• Goal of the exercise:
Output the data below exactly, without images.

App and web page records

= = = = = = =

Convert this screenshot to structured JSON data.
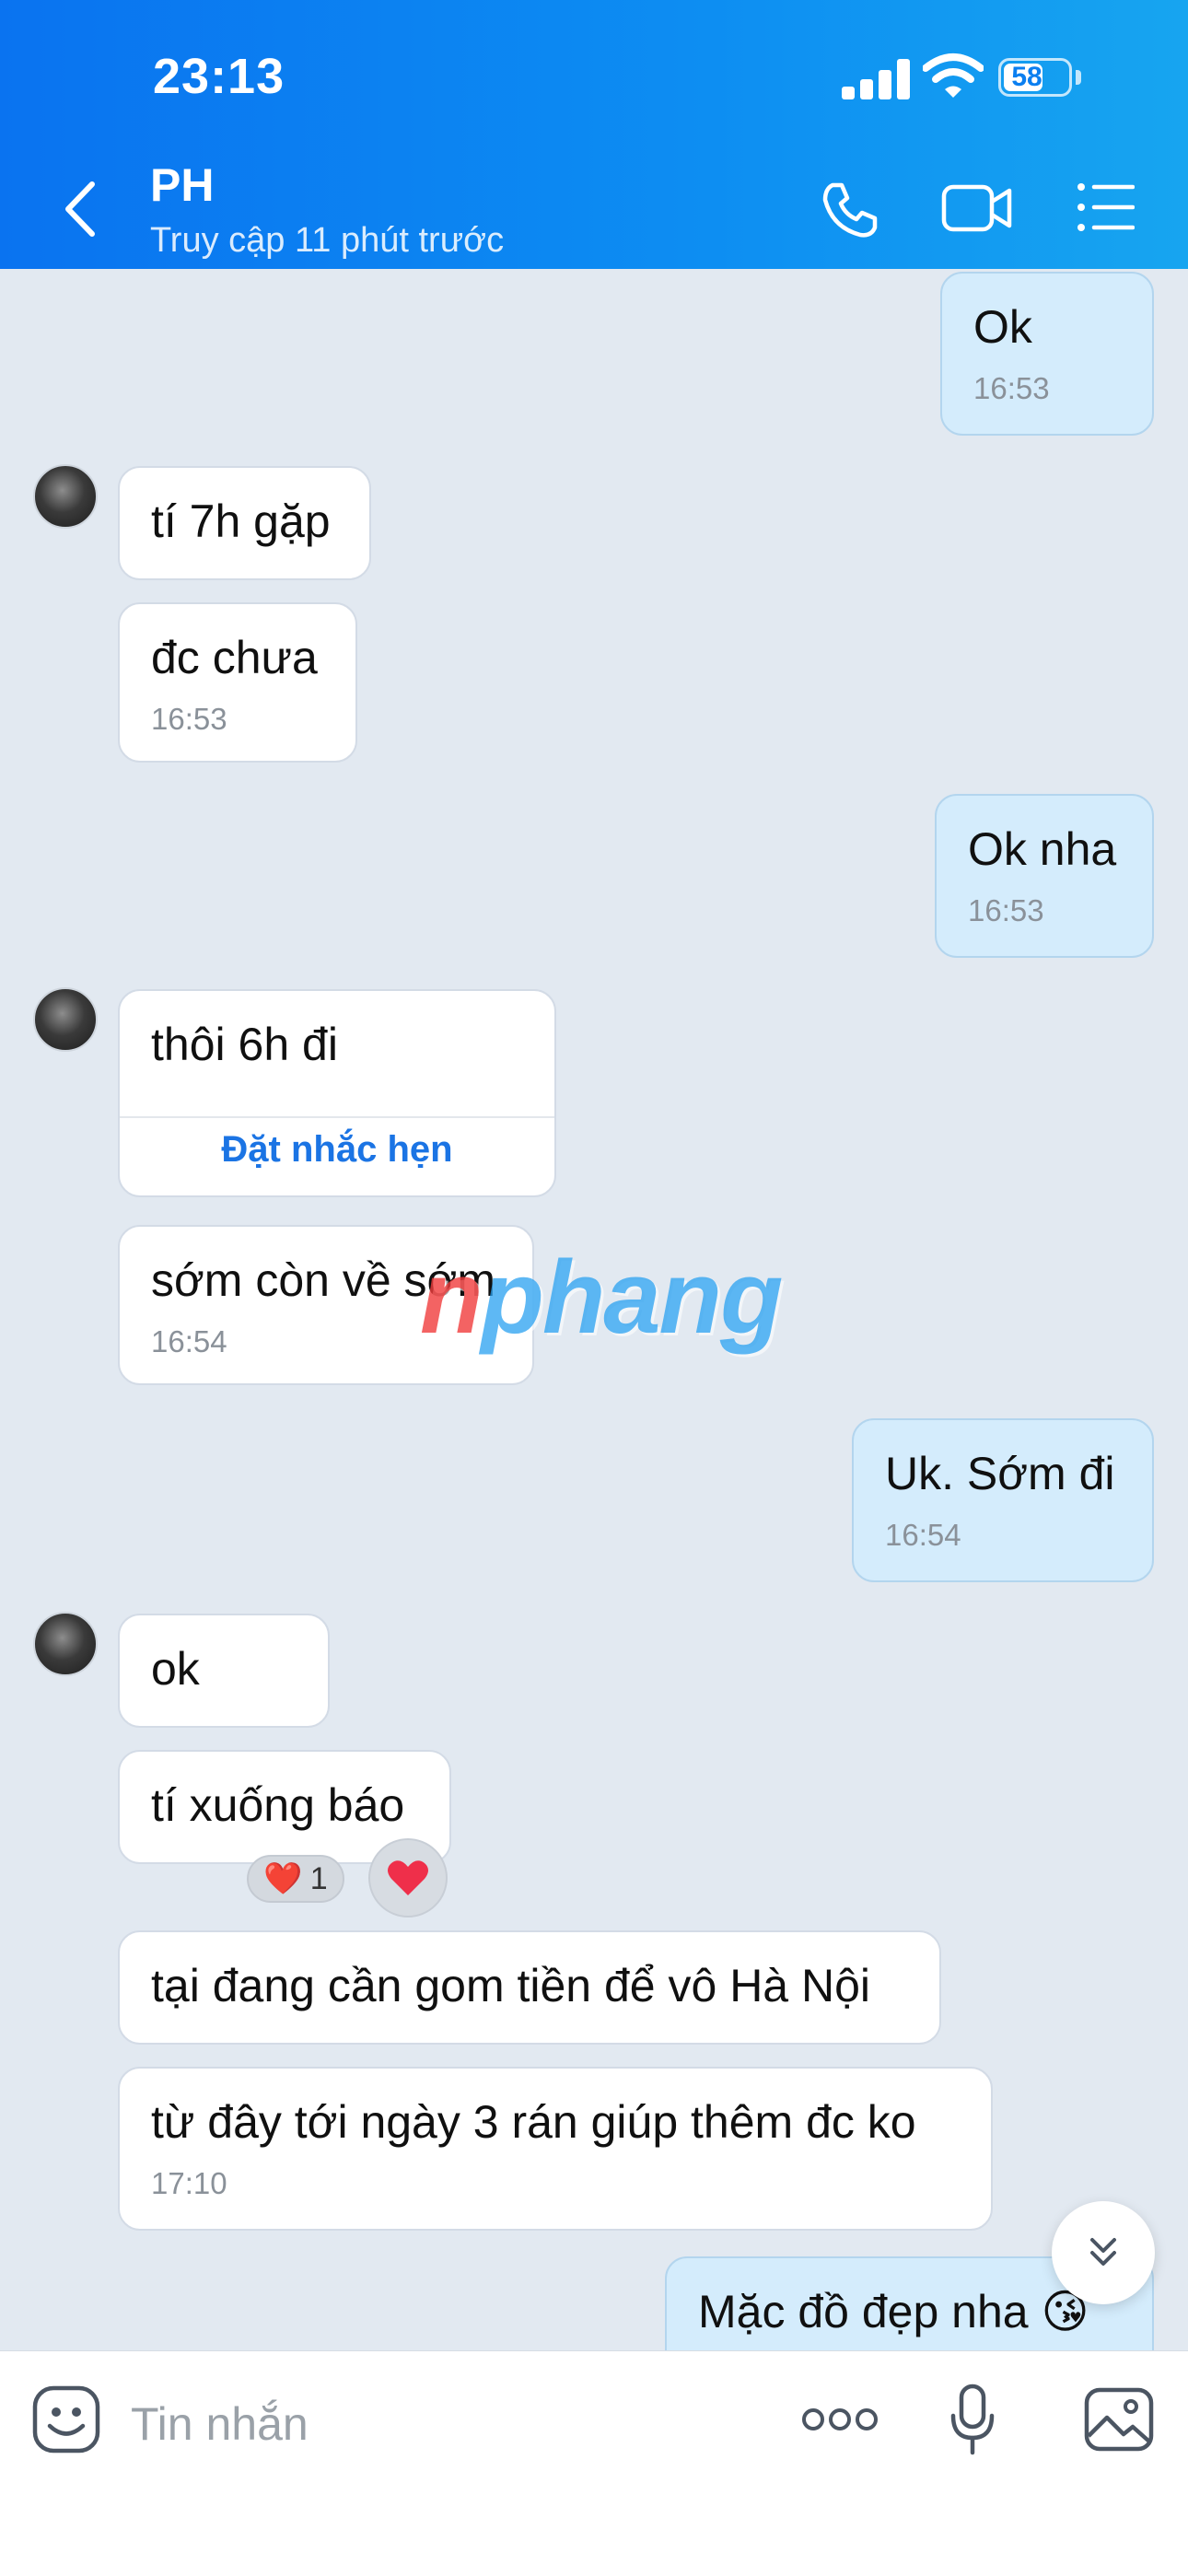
{
  "status_bar": {
    "time": "23:13",
    "battery": "58"
  },
  "header": {
    "contact_name": "PH",
    "contact_status": "Truy cập 11 phút trước",
    "icons": [
      "back-chevron-icon",
      "phone-icon",
      "video-call-icon",
      "menu-list-icon"
    ]
  },
  "messages": [
    {
      "from": "me",
      "text": "Ok",
      "time": "16:53"
    },
    {
      "from": "them",
      "text": "tí 7h gặp"
    },
    {
      "from": "them",
      "text": "đc chưa",
      "time": "16:53"
    },
    {
      "from": "me",
      "text": "Ok nha",
      "time": "16:53"
    },
    {
      "from": "them",
      "text": "thôi 6h đi",
      "action": "Đặt nhắc hẹn"
    },
    {
      "from": "them",
      "text": "sớm còn về sớm",
      "time": "16:54"
    },
    {
      "from": "me",
      "text": "Uk. Sớm đi",
      "time": "16:54"
    },
    {
      "from": "them",
      "text": "ok"
    },
    {
      "from": "them",
      "text": "tí xuống báo",
      "reaction": {
        "emoji": "❤️",
        "count": "1"
      }
    },
    {
      "from": "them",
      "text": "tại đang cần gom tiền để vô Hà Nội"
    },
    {
      "from": "them",
      "text": "từ đây tới ngày 3 rán giúp thêm đc ko",
      "time": "17:10"
    },
    {
      "from": "me",
      "text": "Mặc đồ đẹp nha 😘"
    }
  ],
  "watermark": {
    "first": "n",
    "rest": "phang"
  },
  "composer": {
    "placeholder": "Tin nhắn",
    "icons": [
      "sticker-emoji-icon",
      "more-dots-icon",
      "microphone-icon",
      "image-gallery-icon"
    ]
  },
  "colors": {
    "header_start": "#0a73f0",
    "header_end": "#17a5f0",
    "my_bubble": "#d4ecfc",
    "background": "#e2e9f1",
    "link": "#1b74e4"
  }
}
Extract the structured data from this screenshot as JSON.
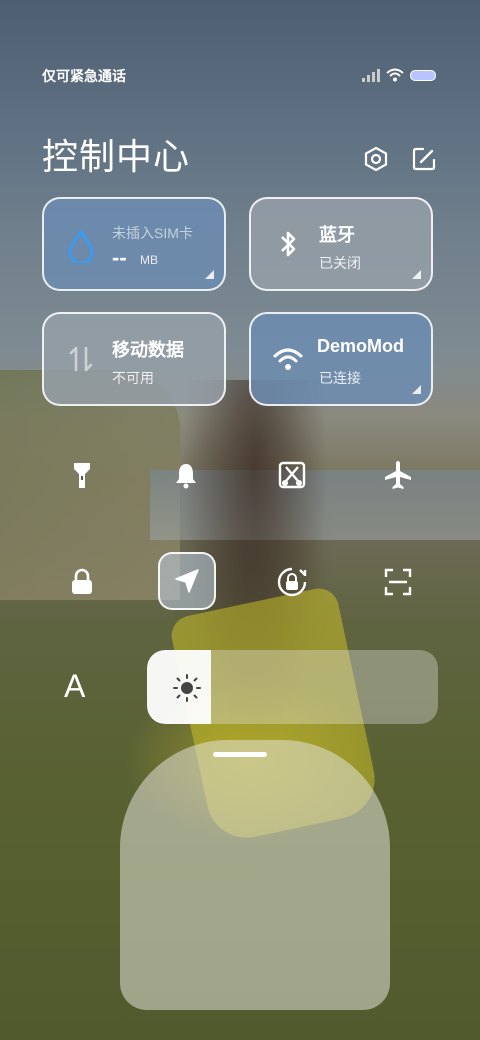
{
  "status_bar": {
    "carrier": "仅可紧急通话"
  },
  "header": {
    "title": "控制中心"
  },
  "tiles": [
    {
      "main": "未插入SIM卡",
      "value": "--",
      "unit": "MB"
    },
    {
      "main": "蓝牙",
      "sub": "已关闭"
    },
    {
      "main": "移动数据",
      "sub": "不可用"
    },
    {
      "main": "DemoMod",
      "sub": "已连接"
    }
  ],
  "quick_toggles": [
    "flashlight",
    "silent",
    "screenshot",
    "airplane",
    "lock",
    "location",
    "rotation-lock",
    "scanner"
  ],
  "brightness": {
    "level": 0.22,
    "auto_label": "A"
  },
  "colors": {
    "tile_active": "#6c8cb0",
    "tile_inactive": "#96a0a8",
    "battery": "#b7c4ff"
  }
}
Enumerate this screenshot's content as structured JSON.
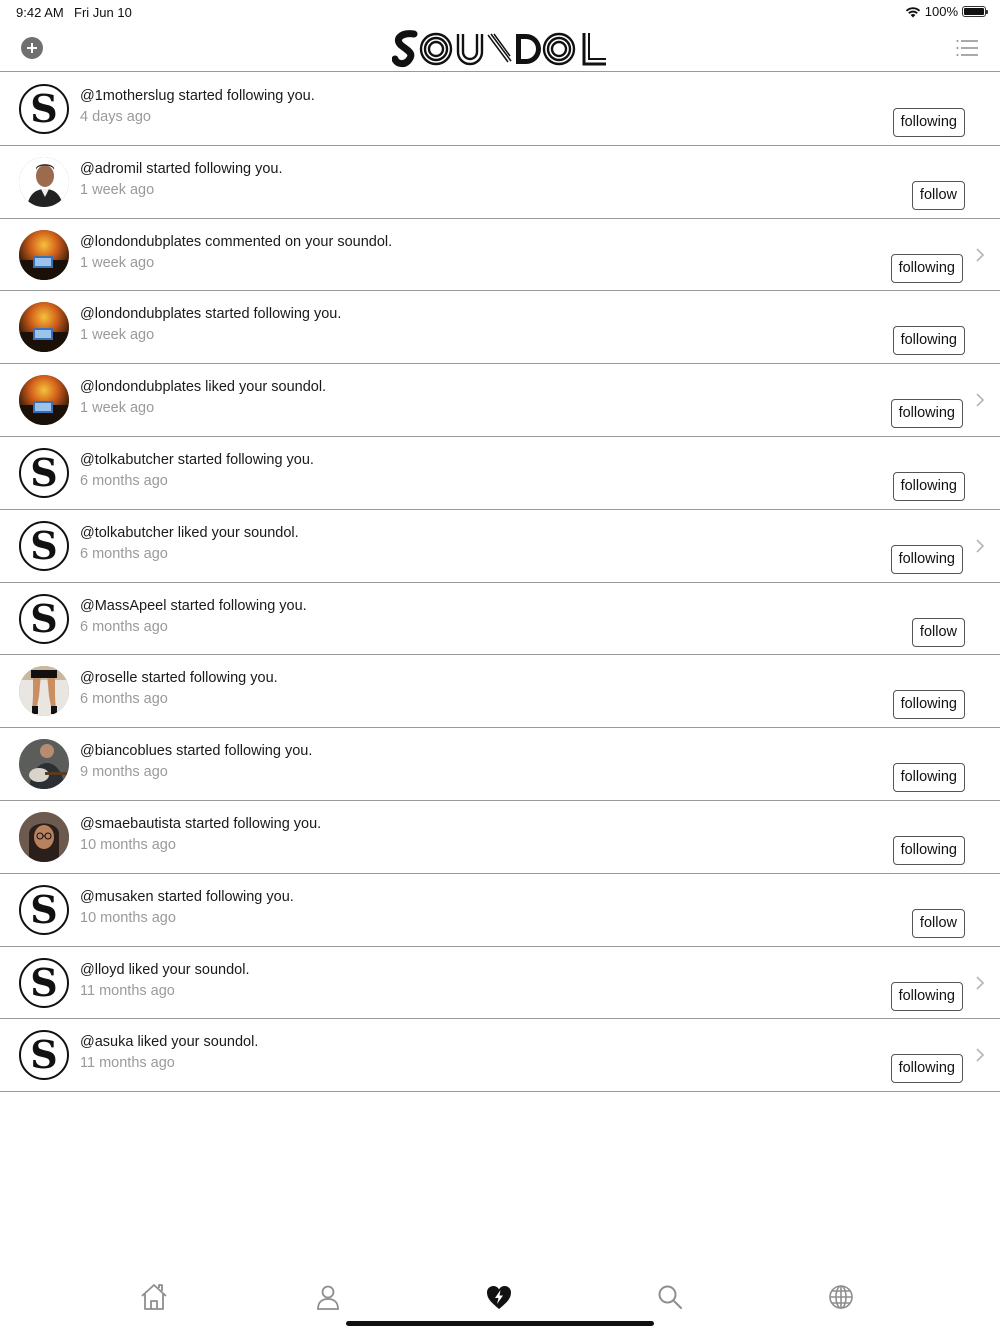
{
  "status_bar": {
    "time": "9:42 AM",
    "date": "Fri Jun 10",
    "battery": "100%"
  },
  "header": {
    "logo_text": "SOUNDOL",
    "add_icon": "plus-circle-icon",
    "menu_icon": "list-menu-icon"
  },
  "notifications": [
    {
      "text": "@1motherslug started following you.",
      "time": "4 days ago",
      "button": "following",
      "avatar": "soundol-logo",
      "chevron": false
    },
    {
      "text": "@adromil started following you.",
      "time": "1 week ago",
      "button": "follow",
      "avatar": "photo-man",
      "chevron": false
    },
    {
      "text": "@londondubplates commented on your soundol.",
      "time": "1 week ago",
      "button": "following",
      "avatar": "photo-sunset",
      "chevron": true
    },
    {
      "text": "@londondubplates started following you.",
      "time": "1 week ago",
      "button": "following",
      "avatar": "photo-sunset",
      "chevron": false
    },
    {
      "text": "@londondubplates liked your soundol.",
      "time": "1 week ago",
      "button": "following",
      "avatar": "photo-sunset",
      "chevron": true
    },
    {
      "text": "@tolkabutcher started following you.",
      "time": "6 months ago",
      "button": "following",
      "avatar": "soundol-logo",
      "chevron": false
    },
    {
      "text": "@tolkabutcher liked your soundol.",
      "time": "6 months ago",
      "button": "following",
      "avatar": "soundol-logo",
      "chevron": true
    },
    {
      "text": "@MassApeel started following you.",
      "time": "6 months ago",
      "button": "follow",
      "avatar": "soundol-logo",
      "chevron": false
    },
    {
      "text": "@roselle started following you.",
      "time": "6 months ago",
      "button": "following",
      "avatar": "photo-legs",
      "chevron": false
    },
    {
      "text": "@biancoblues started following you.",
      "time": "9 months ago",
      "button": "following",
      "avatar": "photo-guitar",
      "chevron": false
    },
    {
      "text": "@smaebautista started following you.",
      "time": "10 months ago",
      "button": "following",
      "avatar": "photo-woman",
      "chevron": false
    },
    {
      "text": "@musaken started following you.",
      "time": "10 months ago",
      "button": "follow",
      "avatar": "soundol-logo",
      "chevron": false
    },
    {
      "text": "@lloyd liked your soundol.",
      "time": "11 months ago",
      "button": "following",
      "avatar": "soundol-logo",
      "chevron": true
    },
    {
      "text": "@asuka liked your soundol.",
      "time": "11 months ago",
      "button": "following",
      "avatar": "soundol-logo",
      "chevron": true
    }
  ],
  "tab_bar": [
    {
      "icon": "home-icon",
      "active": false
    },
    {
      "icon": "profile-icon",
      "active": false
    },
    {
      "icon": "heart-bolt-icon",
      "active": true
    },
    {
      "icon": "search-icon",
      "active": false
    },
    {
      "icon": "globe-icon",
      "active": false
    }
  ],
  "colors": {
    "divider": "#9a9a9a",
    "secondary_text": "#9a9a9a",
    "icon_gray": "#8e8e8e",
    "active_icon": "#111111"
  }
}
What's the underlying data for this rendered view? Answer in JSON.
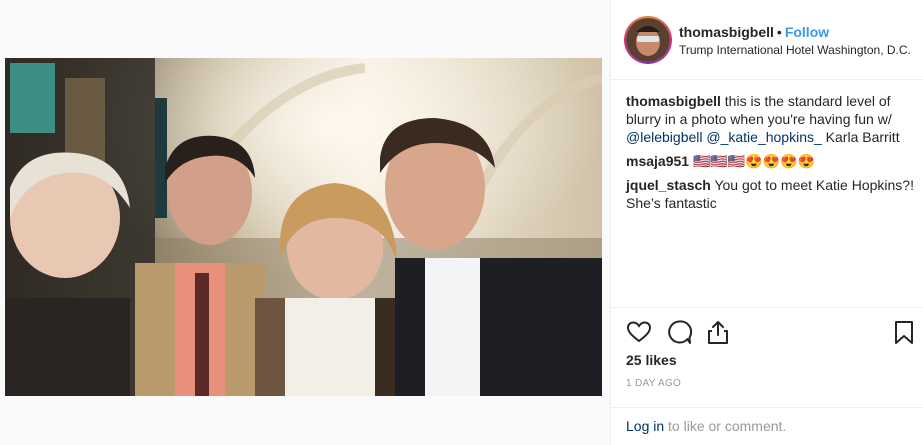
{
  "header": {
    "username": "thomasbigbell",
    "dot": "•",
    "follow_label": "Follow",
    "location": "Trump International Hotel Washington, D.C."
  },
  "caption": {
    "username": "thomasbigbell",
    "text": "this is the standard level of blurry in a photo when you're having fun w/",
    "mention1": "@lelebigbell",
    "mention2": "@_katie_hopkins_",
    "tail": "Karla Barritt"
  },
  "comments": [
    {
      "username": "msaja951",
      "text": "🇺🇸🇺🇸🇺🇸😍😍😍😍"
    },
    {
      "username": "jquel_stasch",
      "text": "You got to meet Katie Hopkins?! She’s fantastic"
    }
  ],
  "actions": {
    "like_icon": "heart-outline",
    "comment_icon": "speech-bubble",
    "share_icon": "share-upload",
    "save_icon": "bookmark-outline"
  },
  "likes": "25 likes",
  "timestamp": "1 DAY AGO",
  "login": {
    "link": "Log in",
    "text": "to like or comment."
  },
  "colors": {
    "link_blue": "#3897f0",
    "mention_blue": "#003569",
    "muted": "#999999",
    "border": "#efefef"
  }
}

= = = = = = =

• Solution to the problem:
Convert this screenshot to structured JSON data.
{
  "status_bar": {
    "time": "23:13",
    "battery": "58"
  },
  "header": {
    "contact_name": "PH",
    "contact_status": "Truy cập 11 phút trước",
    "icons": [
      "back-chevron-icon",
      "phone-icon",
      "video-call-icon",
      "menu-list-icon"
    ]
  },
  "messages": [
    {
      "from": "me",
      "text": "Ok",
      "time": "16:53"
    },
    {
      "from": "them",
      "text": "tí 7h gặp"
    },
    {
      "from": "them",
      "text": "đc chưa",
      "time": "16:53"
    },
    {
      "from": "me",
      "text": "Ok nha",
      "time": "16:53"
    },
    {
      "from": "them",
      "text": "thôi 6h đi",
      "action": "Đặt nhắc hẹn"
    },
    {
      "from": "them",
      "text": "sớm còn về sớm",
      "time": "16:54"
    },
    {
      "from": "me",
      "text": "Uk. Sớm đi",
      "time": "16:54"
    },
    {
      "from": "them",
      "text": "ok"
    },
    {
      "from": "them",
      "text": "tí xuống báo",
      "reaction": {
        "emoji": "❤️",
        "count": "1"
      }
    },
    {
      "from": "them",
      "text": "tại đang cần gom tiền để vô Hà Nội"
    },
    {
      "from": "them",
      "text": "từ đây tới ngày 3 rán giúp thêm đc ko",
      "time": "17:10"
    },
    {
      "from": "me",
      "text": "Mặc đồ đẹp nha 😘"
    }
  ],
  "watermark": {
    "first": "n",
    "rest": "phang"
  },
  "composer": {
    "placeholder": "Tin nhắn",
    "icons": [
      "sticker-emoji-icon",
      "more-dots-icon",
      "microphone-icon",
      "image-gallery-icon"
    ]
  },
  "colors": {
    "header_start": "#0a73f0",
    "header_end": "#17a5f0",
    "my_bubble": "#d4ecfc",
    "background": "#e2e9f1",
    "link": "#1b74e4"
  }
}
Extract the structured data from this screenshot as JSON.
{
  "status_bar": {
    "carrier": "仅可紧急通话"
  },
  "header": {
    "title": "控制中心"
  },
  "tiles": [
    {
      "main": "未插入SIM卡",
      "value": "--",
      "unit": "MB"
    },
    {
      "main": "蓝牙",
      "sub": "已关闭"
    },
    {
      "main": "移动数据",
      "sub": "不可用"
    },
    {
      "main": "DemoMod",
      "sub": "已连接"
    }
  ],
  "quick_toggles": [
    "flashlight",
    "silent",
    "screenshot",
    "airplane",
    "lock",
    "location",
    "rotation-lock",
    "scanner"
  ],
  "brightness": {
    "level": 0.22,
    "auto_label": "A"
  },
  "colors": {
    "tile_active": "#6c8cb0",
    "tile_inactive": "#96a0a8",
    "battery": "#b7c4ff"
  }
}
Enumerate this screenshot's content as structured JSON.
{
  "status_bar": {
    "time": "9:42 AM",
    "date": "Fri Jun 10",
    "battery": "100%"
  },
  "header": {
    "logo_text": "SOUNDOL",
    "add_icon": "plus-circle-icon",
    "menu_icon": "list-menu-icon"
  },
  "notifications": [
    {
      "text": "@1motherslug started following you.",
      "time": "4 days ago",
      "button": "following",
      "avatar": "soundol-logo",
      "chevron": false
    },
    {
      "text": "@adromil started following you.",
      "time": "1 week ago",
      "button": "follow",
      "avatar": "photo-man",
      "chevron": false
    },
    {
      "text": "@londondubplates commented on your soundol.",
      "time": "1 week ago",
      "button": "following",
      "avatar": "photo-sunset",
      "chevron": true
    },
    {
      "text": "@londondubplates started following you.",
      "time": "1 week ago",
      "button": "following",
      "avatar": "photo-sunset",
      "chevron": false
    },
    {
      "text": "@londondubplates liked your soundol.",
      "time": "1 week ago",
      "button": "following",
      "avatar": "photo-sunset",
      "chevron": true
    },
    {
      "text": "@tolkabutcher started following you.",
      "time": "6 months ago",
      "button": "following",
      "avatar": "soundol-logo",
      "chevron": false
    },
    {
      "text": "@tolkabutcher liked your soundol.",
      "time": "6 months ago",
      "button": "following",
      "avatar": "soundol-logo",
      "chevron": true
    },
    {
      "text": "@MassApeel started following you.",
      "time": "6 months ago",
      "button": "follow",
      "avatar": "soundol-logo",
      "chevron": false
    },
    {
      "text": "@roselle started following you.",
      "time": "6 months ago",
      "button": "following",
      "avatar": "photo-legs",
      "chevron": false
    },
    {
      "text": "@biancoblues started following you.",
      "time": "9 months ago",
      "button": "following",
      "avatar": "photo-guitar",
      "chevron": false
    },
    {
      "text": "@smaebautista started following you.",
      "time": "10 months ago",
      "button": "following",
      "avatar": "photo-woman",
      "chevron": false
    },
    {
      "text": "@musaken started following you.",
      "time": "10 months ago",
      "button": "follow",
      "avatar": "soundol-logo",
      "chevron": false
    },
    {
      "text": "@lloyd liked your soundol.",
      "time": "11 months ago",
      "button": "following",
      "avatar": "soundol-logo",
      "chevron": true
    },
    {
      "text": "@asuka liked your soundol.",
      "time": "11 months ago",
      "button": "following",
      "avatar": "soundol-logo",
      "chevron": true
    }
  ],
  "tab_bar": [
    {
      "icon": "home-icon",
      "active": false
    },
    {
      "icon": "profile-icon",
      "active": false
    },
    {
      "icon": "heart-bolt-icon",
      "active": true
    },
    {
      "icon": "search-icon",
      "active": false
    },
    {
      "icon": "globe-icon",
      "active": false
    }
  ],
  "colors": {
    "divider": "#9a9a9a",
    "secondary_text": "#9a9a9a",
    "icon_gray": "#8e8e8e",
    "active_icon": "#111111"
  }
}
What's the underlying data for this rendered view? Answer in JSON.
{
  "header": {
    "username": "thomasbigbell",
    "dot": "•",
    "follow_label": "Follow",
    "location": "Trump International Hotel Washington, D.C."
  },
  "caption": {
    "username": "thomasbigbell",
    "text": "this is the standard level of blurry in a photo when you're having fun w/",
    "mention1": "@lelebigbell",
    "mention2": "@_katie_hopkins_",
    "tail": "Karla Barritt"
  },
  "comments": [
    {
      "username": "msaja951",
      "text": "🇺🇸🇺🇸🇺🇸😍😍😍😍"
    },
    {
      "username": "jquel_stasch",
      "text": "You got to meet Katie Hopkins?! She’s fantastic"
    }
  ],
  "actions": {
    "like_icon": "heart-outline",
    "comment_icon": "speech-bubble",
    "share_icon": "share-upload",
    "save_icon": "bookmark-outline"
  },
  "likes": "25 likes",
  "timestamp": "1 DAY AGO",
  "login": {
    "link": "Log in",
    "text": "to like or comment."
  },
  "colors": {
    "link_blue": "#3897f0",
    "mention_blue": "#003569",
    "muted": "#999999",
    "border": "#efefef"
  }
}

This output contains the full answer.